Holiness is mentioned 152 times in Leviticus. The repetitions in this book that may sometimes make it tedious to read are certainly meant to engrave God’s holy character in our hearts. We want a holy God and at the same time we shudder at this thought because we are not. But at the same time the sacrifices point out that God is a merciful God who makes Himself accessible despite His holiness. « And he shall be forgiven » (Lev.4:26, 31, 35; 5:10, 13, 16, 18,
26) offers a wonderful refrain.

The sacrifices in Leviticus remind us of God’s great plan for us. As I already mentioned in the introduction, it is very important to note the place of Leviticus in
the history of redemption. In the history of Israel, the law does not come before, but after redemption. The law begins in Ex.20 with the 10 commandments and goes on throughout Leviticus. It is not given to the Israelites so that they may be saved. It is rather a gift from God to guide them in their lives.

Obedience stems from grace, it cannot buy grace. Unless we understand that we will become moralists, « Do this and don’t do that, and you will please God ». We will only please Him with faith in the sacrifice of the Lamb of God who takes away the sin of the world.

On the other hand, God’s plan did not end with the Red Sea crossing. God wants to have fellowship with his redeemed people and he wants to make them like himself and lead them « to the abode of his holiness »: « You will bring them in and plant them on your own mountain, the place, O LORD, which you have made for your abode, the sanctuary, O Lord, which your hands
have established » as the Song of Moses I’ve just read says.
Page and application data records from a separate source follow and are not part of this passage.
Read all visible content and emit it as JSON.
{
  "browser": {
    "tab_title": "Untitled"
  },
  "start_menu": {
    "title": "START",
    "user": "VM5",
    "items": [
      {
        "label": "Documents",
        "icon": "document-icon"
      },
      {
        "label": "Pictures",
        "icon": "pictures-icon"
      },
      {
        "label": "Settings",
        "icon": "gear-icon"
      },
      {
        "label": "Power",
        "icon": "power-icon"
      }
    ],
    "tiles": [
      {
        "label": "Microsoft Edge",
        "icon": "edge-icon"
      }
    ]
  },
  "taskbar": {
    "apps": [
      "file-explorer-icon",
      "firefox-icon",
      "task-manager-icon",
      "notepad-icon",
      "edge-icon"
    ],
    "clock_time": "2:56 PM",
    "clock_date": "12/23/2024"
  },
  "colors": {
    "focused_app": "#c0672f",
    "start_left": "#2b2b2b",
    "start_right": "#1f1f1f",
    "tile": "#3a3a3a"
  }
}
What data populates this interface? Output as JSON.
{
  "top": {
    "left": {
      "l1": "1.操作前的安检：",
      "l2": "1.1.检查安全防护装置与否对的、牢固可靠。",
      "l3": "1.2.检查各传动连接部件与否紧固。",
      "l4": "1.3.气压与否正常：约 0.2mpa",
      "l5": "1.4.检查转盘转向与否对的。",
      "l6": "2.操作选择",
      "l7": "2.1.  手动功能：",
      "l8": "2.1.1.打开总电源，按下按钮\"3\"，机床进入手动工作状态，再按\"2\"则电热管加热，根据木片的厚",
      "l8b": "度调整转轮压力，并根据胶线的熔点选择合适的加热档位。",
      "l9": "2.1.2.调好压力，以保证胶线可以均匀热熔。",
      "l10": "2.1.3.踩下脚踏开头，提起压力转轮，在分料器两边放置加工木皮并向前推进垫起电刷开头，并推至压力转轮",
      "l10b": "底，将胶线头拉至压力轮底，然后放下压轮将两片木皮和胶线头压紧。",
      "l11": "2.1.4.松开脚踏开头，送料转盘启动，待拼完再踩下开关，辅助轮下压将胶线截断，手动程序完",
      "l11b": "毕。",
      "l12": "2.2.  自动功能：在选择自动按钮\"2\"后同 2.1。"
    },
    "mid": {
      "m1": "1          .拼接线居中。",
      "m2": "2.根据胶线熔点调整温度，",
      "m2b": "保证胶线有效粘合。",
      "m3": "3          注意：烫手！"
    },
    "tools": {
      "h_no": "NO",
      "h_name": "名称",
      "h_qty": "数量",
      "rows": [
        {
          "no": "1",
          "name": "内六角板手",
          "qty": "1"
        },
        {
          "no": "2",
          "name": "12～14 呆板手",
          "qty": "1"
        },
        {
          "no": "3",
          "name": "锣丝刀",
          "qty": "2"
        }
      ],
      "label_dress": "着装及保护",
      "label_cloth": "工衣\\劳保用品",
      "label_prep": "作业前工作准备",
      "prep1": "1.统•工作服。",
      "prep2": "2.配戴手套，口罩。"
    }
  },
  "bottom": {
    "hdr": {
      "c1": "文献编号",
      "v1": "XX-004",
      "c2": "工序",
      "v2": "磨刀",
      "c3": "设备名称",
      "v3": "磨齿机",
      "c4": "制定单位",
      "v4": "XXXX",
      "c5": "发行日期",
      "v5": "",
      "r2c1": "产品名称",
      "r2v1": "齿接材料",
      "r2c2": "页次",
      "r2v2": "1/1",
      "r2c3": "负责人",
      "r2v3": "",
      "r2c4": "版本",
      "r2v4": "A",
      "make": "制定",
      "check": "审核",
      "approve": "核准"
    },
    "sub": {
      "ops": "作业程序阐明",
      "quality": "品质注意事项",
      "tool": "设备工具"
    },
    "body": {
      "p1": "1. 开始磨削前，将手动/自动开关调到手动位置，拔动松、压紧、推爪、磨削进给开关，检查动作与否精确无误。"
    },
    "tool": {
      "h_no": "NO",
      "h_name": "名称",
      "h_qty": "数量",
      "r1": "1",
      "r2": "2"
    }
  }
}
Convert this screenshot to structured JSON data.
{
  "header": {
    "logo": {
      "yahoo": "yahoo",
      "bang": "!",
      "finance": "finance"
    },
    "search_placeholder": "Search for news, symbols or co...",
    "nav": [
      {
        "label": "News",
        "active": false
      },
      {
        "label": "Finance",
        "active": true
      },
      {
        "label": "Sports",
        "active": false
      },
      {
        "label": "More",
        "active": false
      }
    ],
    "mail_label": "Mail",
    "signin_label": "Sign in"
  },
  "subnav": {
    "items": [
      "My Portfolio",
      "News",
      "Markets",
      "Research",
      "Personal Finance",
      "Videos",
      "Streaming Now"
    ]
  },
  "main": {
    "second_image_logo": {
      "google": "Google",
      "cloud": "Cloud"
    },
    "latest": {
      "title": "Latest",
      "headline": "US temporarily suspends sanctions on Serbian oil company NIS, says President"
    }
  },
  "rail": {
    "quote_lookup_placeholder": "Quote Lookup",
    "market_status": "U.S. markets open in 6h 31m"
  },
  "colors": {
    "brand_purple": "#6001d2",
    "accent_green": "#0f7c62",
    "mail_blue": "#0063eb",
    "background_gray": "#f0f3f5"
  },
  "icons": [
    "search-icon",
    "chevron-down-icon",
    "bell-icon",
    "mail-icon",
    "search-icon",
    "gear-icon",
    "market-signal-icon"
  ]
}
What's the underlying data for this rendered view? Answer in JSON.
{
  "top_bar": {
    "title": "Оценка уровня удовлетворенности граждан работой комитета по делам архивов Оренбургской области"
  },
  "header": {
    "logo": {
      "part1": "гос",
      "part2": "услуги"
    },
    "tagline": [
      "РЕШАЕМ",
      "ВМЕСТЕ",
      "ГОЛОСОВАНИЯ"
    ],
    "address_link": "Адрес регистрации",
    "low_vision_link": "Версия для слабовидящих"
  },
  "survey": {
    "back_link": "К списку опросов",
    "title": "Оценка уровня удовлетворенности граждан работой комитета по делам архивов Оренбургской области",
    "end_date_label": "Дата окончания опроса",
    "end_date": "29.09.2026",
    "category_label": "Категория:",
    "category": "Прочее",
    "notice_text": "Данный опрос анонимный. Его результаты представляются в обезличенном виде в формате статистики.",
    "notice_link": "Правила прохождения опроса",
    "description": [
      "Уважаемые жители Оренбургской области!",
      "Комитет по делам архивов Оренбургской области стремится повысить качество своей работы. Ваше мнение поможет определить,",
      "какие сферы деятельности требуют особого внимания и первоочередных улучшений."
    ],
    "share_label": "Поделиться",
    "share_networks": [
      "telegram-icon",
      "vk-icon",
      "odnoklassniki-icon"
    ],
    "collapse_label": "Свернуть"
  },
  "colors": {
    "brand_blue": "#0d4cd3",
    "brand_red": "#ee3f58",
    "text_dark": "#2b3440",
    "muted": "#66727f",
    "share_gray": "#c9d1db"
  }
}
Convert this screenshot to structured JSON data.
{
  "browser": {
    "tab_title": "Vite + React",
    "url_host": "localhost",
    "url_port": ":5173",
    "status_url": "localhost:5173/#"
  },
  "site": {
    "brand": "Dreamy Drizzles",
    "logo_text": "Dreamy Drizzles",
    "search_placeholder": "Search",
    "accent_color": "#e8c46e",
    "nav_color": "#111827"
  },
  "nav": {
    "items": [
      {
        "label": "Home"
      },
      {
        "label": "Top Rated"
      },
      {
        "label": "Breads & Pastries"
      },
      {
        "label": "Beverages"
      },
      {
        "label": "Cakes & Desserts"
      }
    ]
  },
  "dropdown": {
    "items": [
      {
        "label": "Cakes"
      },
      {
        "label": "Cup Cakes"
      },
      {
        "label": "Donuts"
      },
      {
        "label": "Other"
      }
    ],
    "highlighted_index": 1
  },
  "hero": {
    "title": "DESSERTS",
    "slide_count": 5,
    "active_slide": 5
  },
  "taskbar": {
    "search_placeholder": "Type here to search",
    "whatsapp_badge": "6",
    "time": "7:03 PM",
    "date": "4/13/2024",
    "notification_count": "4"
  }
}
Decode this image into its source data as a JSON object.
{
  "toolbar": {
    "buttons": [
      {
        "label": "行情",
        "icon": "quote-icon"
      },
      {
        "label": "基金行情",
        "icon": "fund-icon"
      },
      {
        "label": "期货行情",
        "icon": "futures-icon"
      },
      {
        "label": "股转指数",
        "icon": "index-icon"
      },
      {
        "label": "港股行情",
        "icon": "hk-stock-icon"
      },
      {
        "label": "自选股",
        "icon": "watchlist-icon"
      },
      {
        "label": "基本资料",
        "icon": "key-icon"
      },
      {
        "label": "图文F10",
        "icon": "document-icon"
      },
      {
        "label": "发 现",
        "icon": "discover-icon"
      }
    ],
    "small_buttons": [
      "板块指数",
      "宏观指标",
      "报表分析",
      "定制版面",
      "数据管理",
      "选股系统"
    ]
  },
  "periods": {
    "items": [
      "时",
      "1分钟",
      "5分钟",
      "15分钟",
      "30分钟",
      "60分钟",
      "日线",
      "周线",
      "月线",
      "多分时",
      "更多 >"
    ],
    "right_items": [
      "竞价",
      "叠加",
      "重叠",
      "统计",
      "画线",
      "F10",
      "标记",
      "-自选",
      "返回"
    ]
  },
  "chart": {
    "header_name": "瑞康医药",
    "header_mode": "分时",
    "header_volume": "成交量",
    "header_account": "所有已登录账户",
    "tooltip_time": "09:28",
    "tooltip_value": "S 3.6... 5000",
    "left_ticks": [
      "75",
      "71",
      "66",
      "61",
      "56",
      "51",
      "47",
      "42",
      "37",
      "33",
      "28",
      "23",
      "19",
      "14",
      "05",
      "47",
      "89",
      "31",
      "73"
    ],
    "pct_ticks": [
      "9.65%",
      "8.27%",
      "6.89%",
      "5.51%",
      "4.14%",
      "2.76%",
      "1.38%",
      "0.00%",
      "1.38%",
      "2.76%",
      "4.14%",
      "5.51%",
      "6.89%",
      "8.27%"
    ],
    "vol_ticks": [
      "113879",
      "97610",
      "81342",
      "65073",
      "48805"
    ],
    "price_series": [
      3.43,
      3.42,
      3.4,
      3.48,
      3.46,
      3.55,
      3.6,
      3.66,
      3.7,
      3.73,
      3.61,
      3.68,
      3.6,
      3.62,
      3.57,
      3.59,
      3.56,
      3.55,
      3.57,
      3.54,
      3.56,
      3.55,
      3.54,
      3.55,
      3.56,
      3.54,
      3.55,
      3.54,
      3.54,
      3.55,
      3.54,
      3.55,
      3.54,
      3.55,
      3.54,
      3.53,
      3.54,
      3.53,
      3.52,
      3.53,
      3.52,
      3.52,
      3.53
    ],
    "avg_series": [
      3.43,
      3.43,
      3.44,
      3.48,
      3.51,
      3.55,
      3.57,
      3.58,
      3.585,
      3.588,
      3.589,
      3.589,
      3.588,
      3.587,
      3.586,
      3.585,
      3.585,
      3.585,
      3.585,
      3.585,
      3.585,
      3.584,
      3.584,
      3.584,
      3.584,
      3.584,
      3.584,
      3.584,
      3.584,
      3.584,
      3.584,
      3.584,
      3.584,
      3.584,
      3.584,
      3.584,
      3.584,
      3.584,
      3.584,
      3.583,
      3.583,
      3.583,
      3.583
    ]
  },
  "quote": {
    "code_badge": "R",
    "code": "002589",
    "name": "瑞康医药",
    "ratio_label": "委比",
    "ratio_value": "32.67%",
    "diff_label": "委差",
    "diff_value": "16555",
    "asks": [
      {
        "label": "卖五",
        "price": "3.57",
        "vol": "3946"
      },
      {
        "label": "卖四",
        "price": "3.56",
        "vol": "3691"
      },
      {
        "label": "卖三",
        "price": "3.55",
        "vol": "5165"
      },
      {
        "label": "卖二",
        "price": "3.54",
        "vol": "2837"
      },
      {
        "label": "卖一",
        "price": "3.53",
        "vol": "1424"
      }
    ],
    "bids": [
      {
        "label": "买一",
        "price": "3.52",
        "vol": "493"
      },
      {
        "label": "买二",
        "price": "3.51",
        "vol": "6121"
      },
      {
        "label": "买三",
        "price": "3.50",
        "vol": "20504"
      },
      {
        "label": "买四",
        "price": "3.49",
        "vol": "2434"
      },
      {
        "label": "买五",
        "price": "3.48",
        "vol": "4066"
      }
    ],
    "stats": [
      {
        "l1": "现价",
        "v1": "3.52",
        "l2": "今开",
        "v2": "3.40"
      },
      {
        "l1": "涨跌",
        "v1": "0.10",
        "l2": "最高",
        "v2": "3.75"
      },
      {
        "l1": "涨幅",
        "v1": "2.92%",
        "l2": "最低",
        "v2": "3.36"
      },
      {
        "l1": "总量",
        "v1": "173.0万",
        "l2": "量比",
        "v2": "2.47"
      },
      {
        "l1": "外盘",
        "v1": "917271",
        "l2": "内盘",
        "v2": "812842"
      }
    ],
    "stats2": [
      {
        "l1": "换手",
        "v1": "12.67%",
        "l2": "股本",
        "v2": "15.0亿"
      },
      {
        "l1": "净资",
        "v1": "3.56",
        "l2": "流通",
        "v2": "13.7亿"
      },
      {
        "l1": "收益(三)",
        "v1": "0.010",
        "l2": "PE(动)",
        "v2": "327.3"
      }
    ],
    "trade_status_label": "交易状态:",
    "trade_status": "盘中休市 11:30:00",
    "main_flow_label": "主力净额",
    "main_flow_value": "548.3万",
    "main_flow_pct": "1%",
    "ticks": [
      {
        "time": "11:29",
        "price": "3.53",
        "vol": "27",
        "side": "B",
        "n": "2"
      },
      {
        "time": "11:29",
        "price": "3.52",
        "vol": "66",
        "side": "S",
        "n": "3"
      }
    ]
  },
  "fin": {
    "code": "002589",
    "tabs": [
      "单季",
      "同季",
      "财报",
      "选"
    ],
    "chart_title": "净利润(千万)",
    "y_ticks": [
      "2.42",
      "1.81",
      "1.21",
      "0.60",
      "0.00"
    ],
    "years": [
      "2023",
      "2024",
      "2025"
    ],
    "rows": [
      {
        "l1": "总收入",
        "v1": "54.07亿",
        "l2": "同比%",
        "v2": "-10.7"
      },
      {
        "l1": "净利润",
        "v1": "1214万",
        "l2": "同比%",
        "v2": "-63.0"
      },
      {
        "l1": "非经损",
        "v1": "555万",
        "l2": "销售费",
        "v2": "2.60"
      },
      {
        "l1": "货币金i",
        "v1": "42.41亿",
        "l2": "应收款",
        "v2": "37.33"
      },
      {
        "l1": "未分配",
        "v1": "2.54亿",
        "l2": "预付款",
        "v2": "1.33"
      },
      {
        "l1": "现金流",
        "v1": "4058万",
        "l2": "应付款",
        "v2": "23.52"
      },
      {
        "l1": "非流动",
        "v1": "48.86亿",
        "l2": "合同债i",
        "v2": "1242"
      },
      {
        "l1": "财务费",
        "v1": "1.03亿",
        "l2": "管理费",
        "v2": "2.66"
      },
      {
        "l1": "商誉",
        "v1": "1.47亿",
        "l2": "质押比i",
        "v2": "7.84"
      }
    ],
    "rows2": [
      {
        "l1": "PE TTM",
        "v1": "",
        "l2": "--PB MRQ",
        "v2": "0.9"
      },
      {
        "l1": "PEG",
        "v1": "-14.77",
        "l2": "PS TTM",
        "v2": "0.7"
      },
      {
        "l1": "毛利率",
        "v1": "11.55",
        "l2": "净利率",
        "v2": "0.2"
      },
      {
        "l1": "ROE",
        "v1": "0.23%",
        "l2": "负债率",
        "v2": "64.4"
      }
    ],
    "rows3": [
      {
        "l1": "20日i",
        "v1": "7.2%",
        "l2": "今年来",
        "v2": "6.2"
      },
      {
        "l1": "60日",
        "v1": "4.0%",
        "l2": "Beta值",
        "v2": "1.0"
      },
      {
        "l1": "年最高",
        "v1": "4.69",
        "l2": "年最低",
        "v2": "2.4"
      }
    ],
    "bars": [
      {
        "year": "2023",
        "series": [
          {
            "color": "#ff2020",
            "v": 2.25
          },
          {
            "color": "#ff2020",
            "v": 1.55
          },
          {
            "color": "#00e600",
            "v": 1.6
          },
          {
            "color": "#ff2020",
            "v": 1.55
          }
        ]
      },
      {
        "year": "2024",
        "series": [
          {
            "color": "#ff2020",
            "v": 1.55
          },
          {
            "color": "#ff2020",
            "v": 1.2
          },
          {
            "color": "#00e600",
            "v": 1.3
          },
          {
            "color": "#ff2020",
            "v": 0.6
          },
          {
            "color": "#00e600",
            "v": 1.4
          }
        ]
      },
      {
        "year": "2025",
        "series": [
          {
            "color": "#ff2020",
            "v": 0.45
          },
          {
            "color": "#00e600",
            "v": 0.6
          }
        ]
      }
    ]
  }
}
The purpose of the book is to guide the Israelites to respond to the great deliverance that they have experienced. Because they have been redeemed, they should now live a life of obedience to their King, so that they reflect his character and pour out his blessings in the world.

Jesus does not just save us from hell, from eternal condemnation, he also calls us to a new life with him. He calls us to respond to his redemptive grace in all aspects of our lives; he calls us to be this kingdom of priests, this holy nation, to look like him. Lev.11:45: « For I am the LORD who
brought you up out of the land of Egypt to be your God. You shall therefore be holy, for I am holy. »

This plan is accomplished through the work of redemption at the cross, and our walk with God, always based on the work of Christ that is effective to keep us in communion with him (1John 1:6-
7: « If we say we have fellowship with him while we walk in darkness, we lie and do not practice the truth. But if we walk in the light, as he is in the light, we have fellowship with one another, and the blood of Jesus his Son cleanses us from all sin.”). All 5 offerings in Leviticus point to the
cross of Christ. Their purpose is to keep us in a relationship with God by faith. They remind us that Christ’s sacrifice delivers us from hell and enables us to live a life that reflects the character of Christ, in communion with God.

God’s love for us through Jesus is so great that the only appropriate response is grateful and loving obedience to him, like that of Christ.

All these offerings/sacrifices marked the daily life of the Israelites. They took time, they cost something, and the people had to be personally involved. They could not send someone to make an offering for them, whether it be gratitude or atonement. How do we show our gratitude to God for his grace towards us, for the gift of his Son, for his blessings towards us? (Heb.13:15-16: « Through him then let us continually offer up a sacrifice of praise to God, that is, the fruit of lips that acknowledge his name. Do not neglect to do good and to share what you have, for such sacrifices are pleasing to God. ») These are the acts of love.